RECOGNIZE THIS AS A SWIFT AND RAPID CHANGE. This is a TEMPORARY change during a very critical time in history. At some point, in office therapy will return. Whenever a monumental change like this happens, there are likely to be huge impacts. Some practices may move completely online.Some will have to shift specialties or areas of competence to meet the post-pandemic needs. At present, therapists may need to shift interventions. However, if clients are stable and not significantly impacted by the pandemic, the therapist may decide to continue on as planned with therapy goals. As the pandemic begins to impact people, interventions will most likely need to shift. This is a normal part of providing services during a crisis.
RECOGNIZE THE LIMITATIONS OF TELEHEALTH. Some clients aren’t appropriate for telehealth and that isn’t going to change in a pandemic…in fact it may heighten the limitation. The limitations may be related to the following: lack of knowledge of technology; lack of appropriate internet service; or lack of appropriate privacy. In addition, certain disorders or characteristics may not transition well to telehealth including: paranoia, particularly involving technology; psychosis; extreme impulsivity and dangerous behavior; and potential for violence. During a pandemic some therapists aren’t able to move to telehealth if they lack of tech experience and require additional training, lack of privacy at home, and lack of stable, high speed internet. Even through we are in a pandemic, therapists are required to practice ethically. Most importantly, know your requirements regarding personal health information and which platforms meet your specific requirements. DO NOT THINK THAT A REGULATORY COLLEGE OR LICENSING BOARD WILL LET YOU OFF THE HOOK BECAUSE OF AN EMERGENCY!! Be aware that some interventions may be harder to implement…harder but not impossible. Most of these interventions can be used online but there may be some training requirements to transition the skills to the online space. Telehealth does lend itself well to more directive approaches like DBT, CBT, and resilience interventions. As long as you stay within your scope of practice, the interventions can be transitioned to online with different shifts or adaptations. You may be pleasantly surprised how well children transition and find telehealth a pretty cool way to meet. Clients may also just be grateful for the support during the stressful time of a pandemic.
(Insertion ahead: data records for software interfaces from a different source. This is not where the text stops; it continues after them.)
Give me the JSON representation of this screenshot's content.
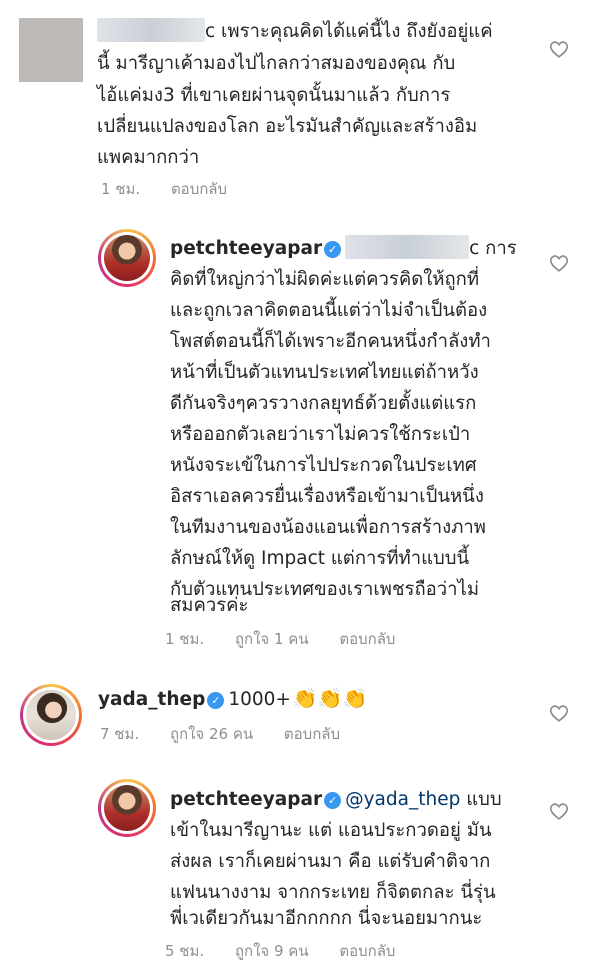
{
  "comments": [
    {
      "id": "c1",
      "username": "",
      "lines": [
        "c เพราะคุณคิดได้แค่นี้ไง ถึงยังอยู่แค่",
        "นี้ มารีญาเค้ามองไปไกลกว่าสมองของคุณ กับ",
        "ไอ้แค่มง3 ที่เขาเคยผ่านจุดนั้นมาแล้ว กับการ",
        "เปลี่ยนแปลงของโลก อะไรมันสำคัญและสร้างอิม",
        "แพคมากกว่า"
      ],
      "time": "1 ชม.",
      "reply": "ตอบกลับ"
    },
    {
      "id": "c2",
      "username": "petchteeyapar",
      "first_line_suffix": "c การ",
      "lines": [
        "คิดที่ใหญ่กว่าไม่ผิดค่ะแต่ควรคิดให้ถูกที่",
        "และถูกเวลาคิดตอนนี้แต่ว่าไม่จำเป็นต้อง",
        "โพสต์ตอนนี้ก็ได้เพราะอีกคนหนึ่งกำลังทำ",
        "หน้าที่เป็นตัวแทนประเทศไทยแต่ถ้าหวัง",
        "ดีกันจริงๆควรวางกลยุทธ์ด้วยตั้งแต่แรก",
        "หรือออกตัวเลยว่าเราไม่ควรใช้กระเป๋า",
        "หนังจระเข้ในการไปประกวดในประเทศ",
        "อิสราเอลควรยื่นเรื่องหรือเข้ามาเป็นหนึ่ง",
        "ในทีมงานของน้องแอนเพื่อการสร้างภาพ",
        "ลักษณ์ให้ดู Impact แต่การที่ทำแบบนี้",
        "กับตัวแทนประเทศของเราเพชรถือว่าไม่",
        "สมควรค่ะ"
      ],
      "time": "1 ชม.",
      "likes": "ถูกใจ 1 คน",
      "reply": "ตอบกลับ"
    },
    {
      "id": "c3",
      "username": "yada_thep",
      "text": "1000+",
      "emoji": "👏👏👏",
      "time": "7 ชม.",
      "likes": "ถูกใจ 26 คน",
      "reply": "ตอบกลับ"
    },
    {
      "id": "c4",
      "username": "petchteeyapar",
      "mention": "@yada_thep",
      "first_line_suffix": "แบบ",
      "lines": [
        "เข้าในมารีญานะ แต่ แอนประกวดอยู่ มัน",
        "ส่งผล เราก็เคยผ่านมา คือ แต่รับคำติจาก",
        "แฟนนางงาม จากกระเทย ก็จิตตกละ นี่รุ่น",
        "พี่เวเดียวกันมาอีกกกกก นี่จะนอยมากนะ"
      ],
      "time": "5 ชม.",
      "likes": "ถูกใจ 9 คน",
      "reply": "ตอบกลับ"
    }
  ],
  "icons": {
    "verified": "verified-badge-icon",
    "heart": "heart-outline-icon",
    "verified_color": "#3897f0"
  }
}
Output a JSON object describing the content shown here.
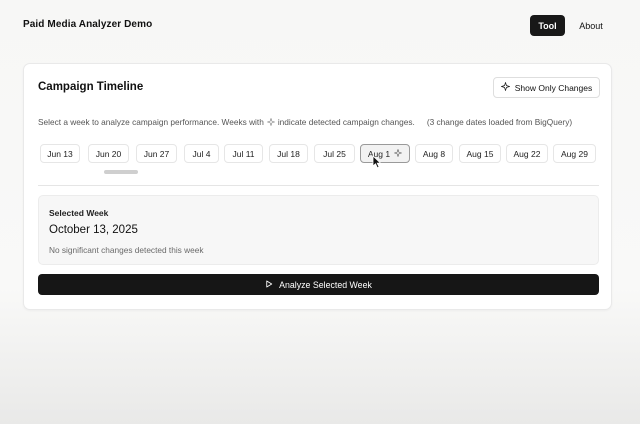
{
  "header": {
    "app_title": "Paid Media Analyzer Demo",
    "nav": [
      {
        "label": "Tool",
        "active": true
      },
      {
        "label": "About",
        "active": false
      }
    ]
  },
  "campaign_timeline": {
    "title": "Campaign Timeline",
    "toggle_button_label": "Show Only Changes",
    "toggle_icon": "sparkle-icon",
    "instructions_before": "Select a week to analyze campaign performance. Weeks with",
    "instructions_icon": "sparkle-icon",
    "instructions_after": "indicate detected campaign changes.",
    "load_status": "(3 change dates loaded from BigQuery)",
    "weeks": [
      {
        "label": "Jun 13",
        "has_change": false,
        "selected": false
      },
      {
        "label": "Jun 20",
        "has_change": false,
        "selected": false
      },
      {
        "label": "Jun 27",
        "has_change": false,
        "selected": false
      },
      {
        "label": "Jul 4",
        "has_change": false,
        "selected": false
      },
      {
        "label": "Jul 11",
        "has_change": false,
        "selected": false
      },
      {
        "label": "Jul 18",
        "has_change": false,
        "selected": false
      },
      {
        "label": "Jul 25",
        "has_change": false,
        "selected": false
      },
      {
        "label": "Aug 1",
        "has_change": true,
        "selected": false,
        "hovered": true
      },
      {
        "label": "Aug 8",
        "has_change": false,
        "selected": false
      },
      {
        "label": "Aug 15",
        "has_change": false,
        "selected": false
      },
      {
        "label": "Aug 22",
        "has_change": false,
        "selected": false
      },
      {
        "label": "Aug 29",
        "has_change": false,
        "selected": false
      }
    ]
  },
  "selected_week": {
    "label": "Selected Week",
    "date": "October 13, 2025",
    "note": "No significant changes detected this week"
  },
  "analyze_button": {
    "label": "Analyze Selected Week",
    "icon": "play-icon"
  },
  "colors": {
    "primary": "#161616",
    "background": "#f7f7f6",
    "card": "#ffffff"
  }
}
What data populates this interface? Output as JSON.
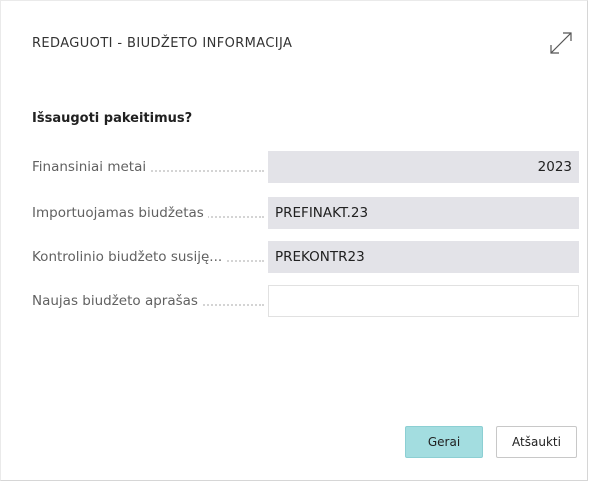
{
  "dialog": {
    "title": "REDAGUOTI - BIUDŽETO INFORMACIJA",
    "expand_icon": "expand-diagonal-arrows-icon",
    "question": "Išsaugoti pakeitimus?"
  },
  "fields": [
    {
      "label": "Finansiniai metai",
      "value": "2023",
      "editable": false
    },
    {
      "label": "Importuojamas biudžetas",
      "value": "PREFINAKT.23",
      "editable": false
    },
    {
      "label": "Kontrolinio biudžeto susiję...",
      "value": "PREKONTR23",
      "editable": false
    },
    {
      "label": "Naujas biudžeto aprašas",
      "value": "",
      "editable": true
    }
  ],
  "buttons": {
    "ok_label": "Gerai",
    "cancel_label": "Atšaukti"
  },
  "colors": {
    "readonly_field_bg": "#e3e3e8",
    "ok_button_bg": "#a3dde0",
    "label_text": "#616161"
  }
}
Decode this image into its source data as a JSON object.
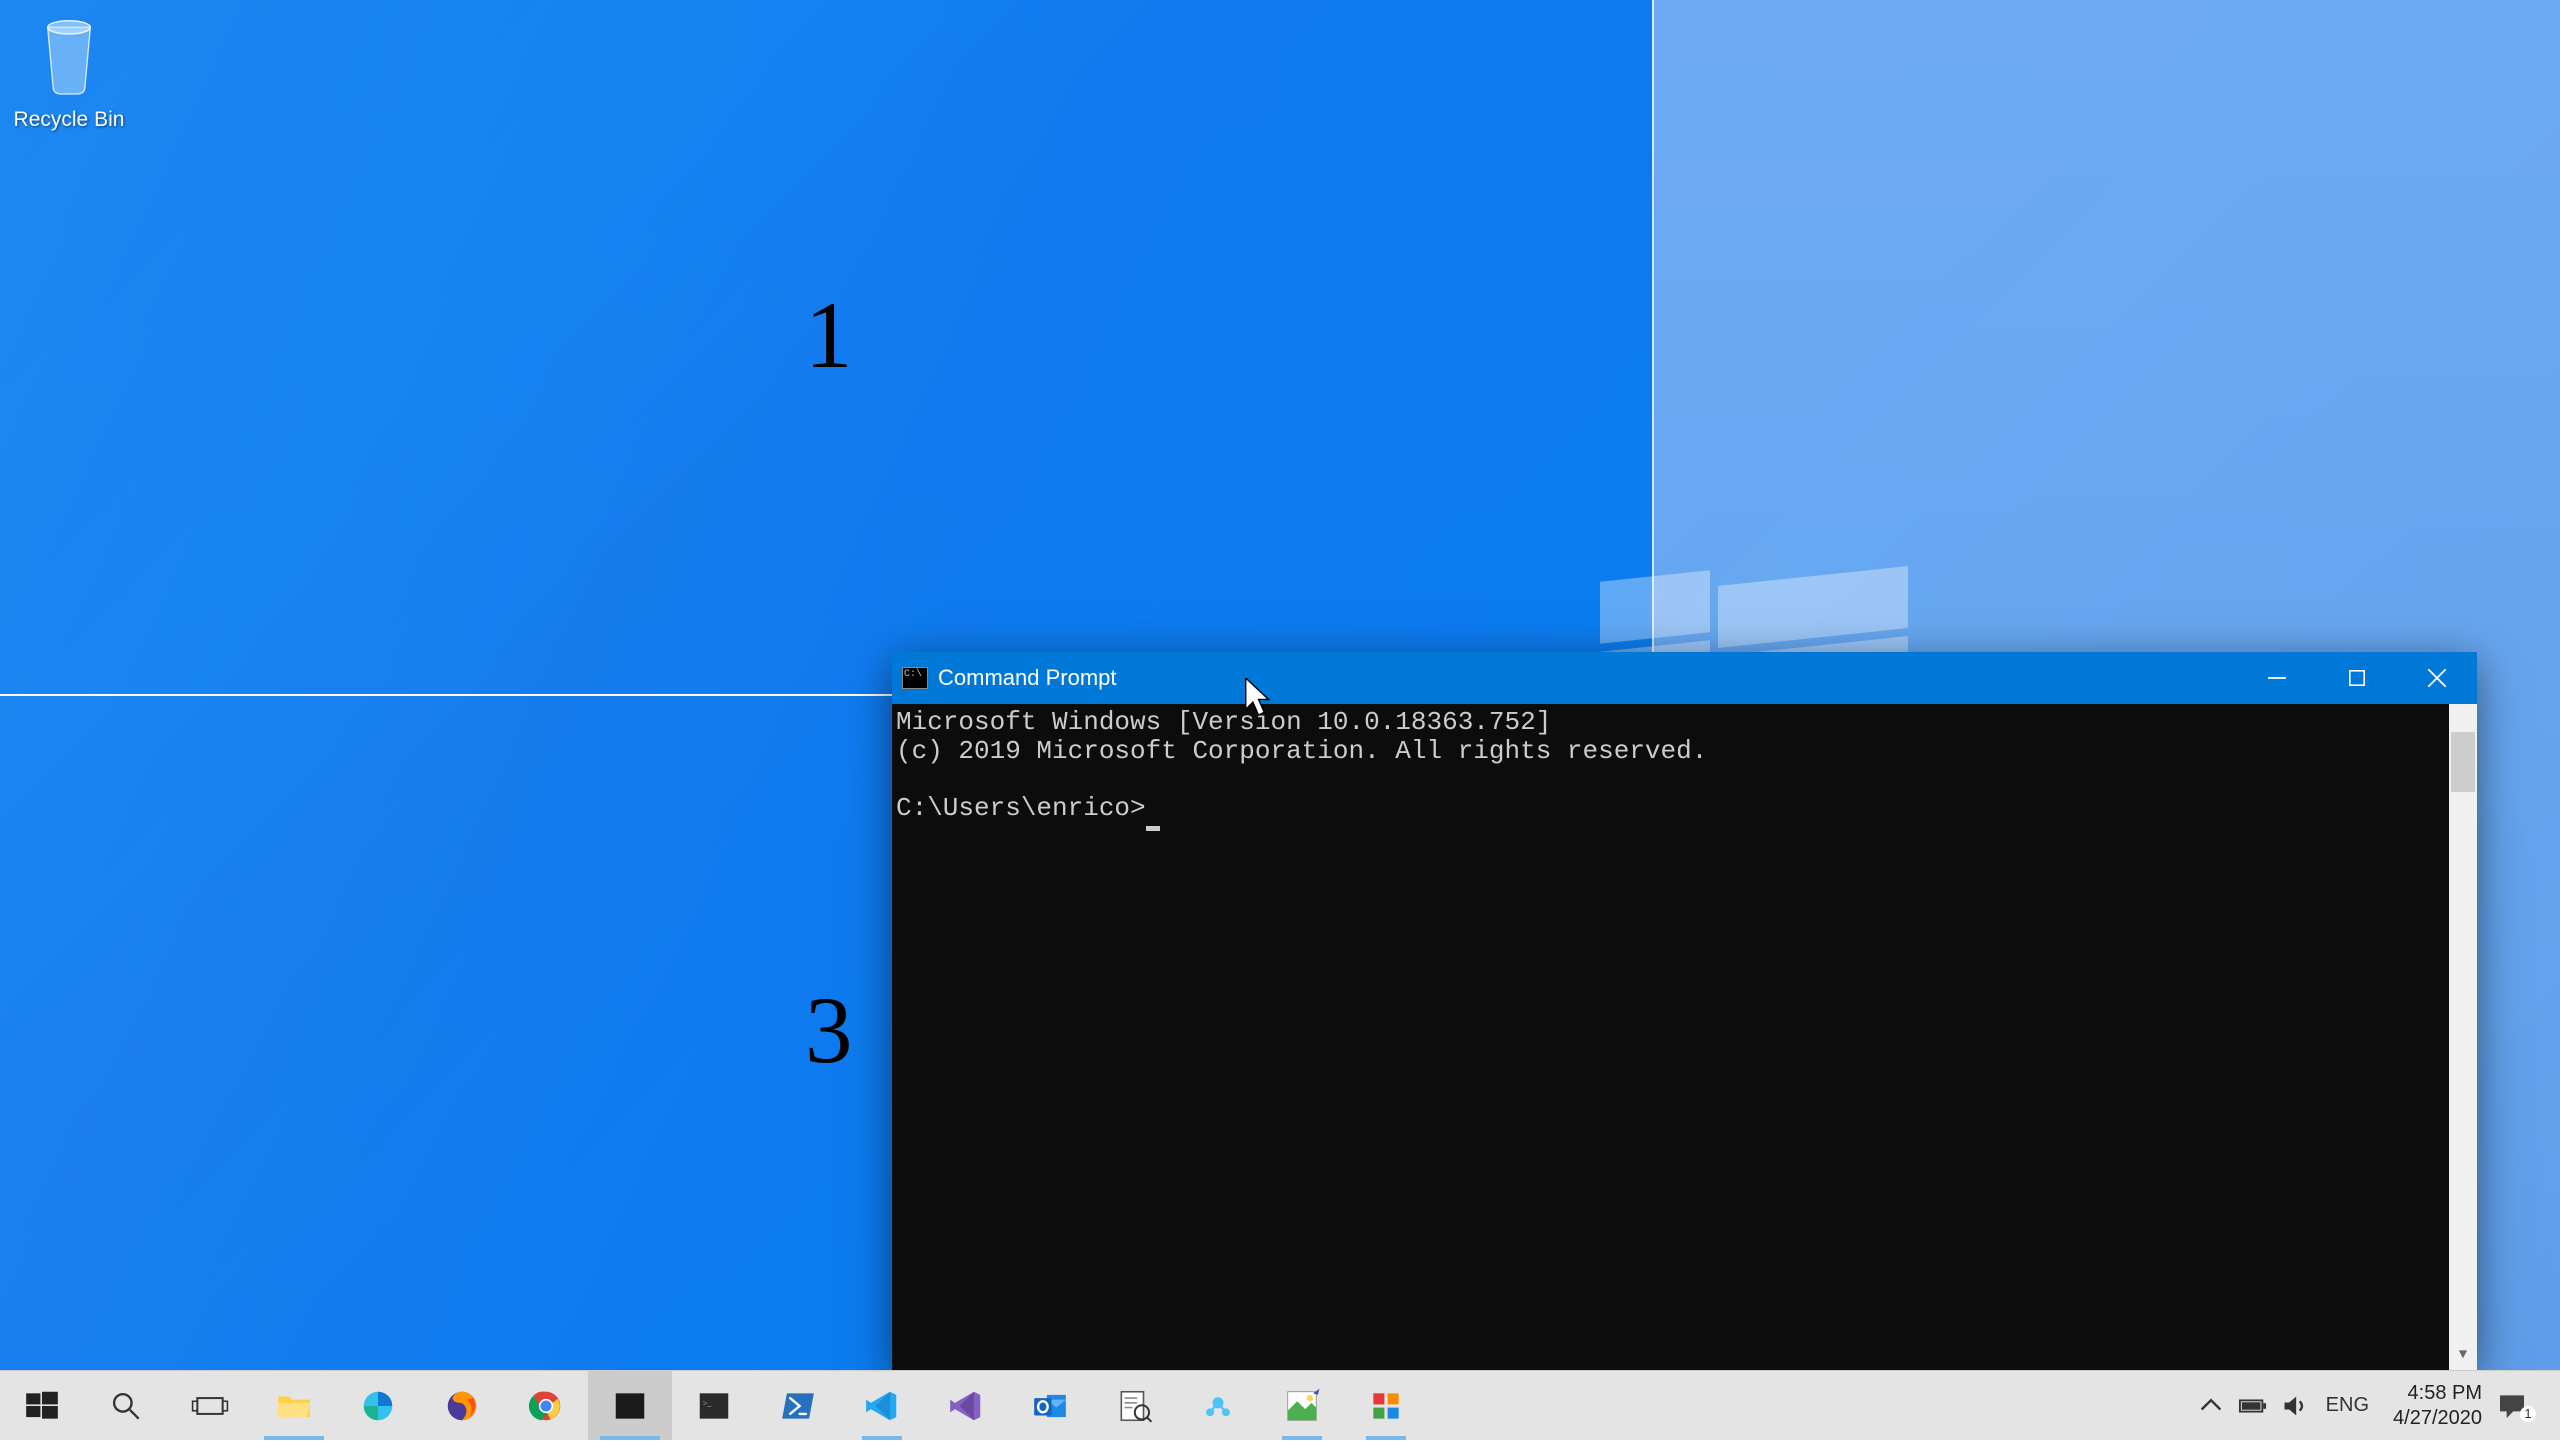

SHIFT SESSIONS TO CRISIS RESPONSE AND SUPPORT There are three phases of crisis intervention including prevention, intervention, and postvention. During prevention therapists may take steps to build capacity prior to the crisis However, with this pandemic we weren’t offered too much time to do prevention work. During the intervention phase, the main tasks are to assess, stabilize and prevent further emotional deterioration. When the crisis is over, the postvention phase starts and the following questions are top of mind: What will be needed for follow up? What will be needed for healing after the crisis is over? What services or referrals will be needed after the fact? This phase can more difficult work and emotionally draining particularly if you have been involved in the intervention stages too. However, this is an area that therapists can be STARTING to think about and prepare in advance. The benefits of preparing in advance include the feeling of being in CONTROL…which is the opposite of a crisis which typically has some type of loss of control. We are also in a much better position to serve our clients after this is over if we have focused on providing the support after.
In summary, when doing crisis intervention work it is important to go back to the basics. These basics include the first phase Judith Herman’s three phases of intervention for trauma (Stage 1: Safety & Stabilization; Stage 2: Coming to terms with memories; Stage 3: Integration of experience & Meaning). In crisis response intervention the main part of this that we are focused on is SAFETY & STABILIZATION and the most important aspect of this is to NORMALIZE their responses. Rely on the therapy relationship & trust it by being present, consistent and allow clients to feel safe seen, heard & understood.
Most of all, practice good self-care, trust your clinical intuition, and seek your own support if needed.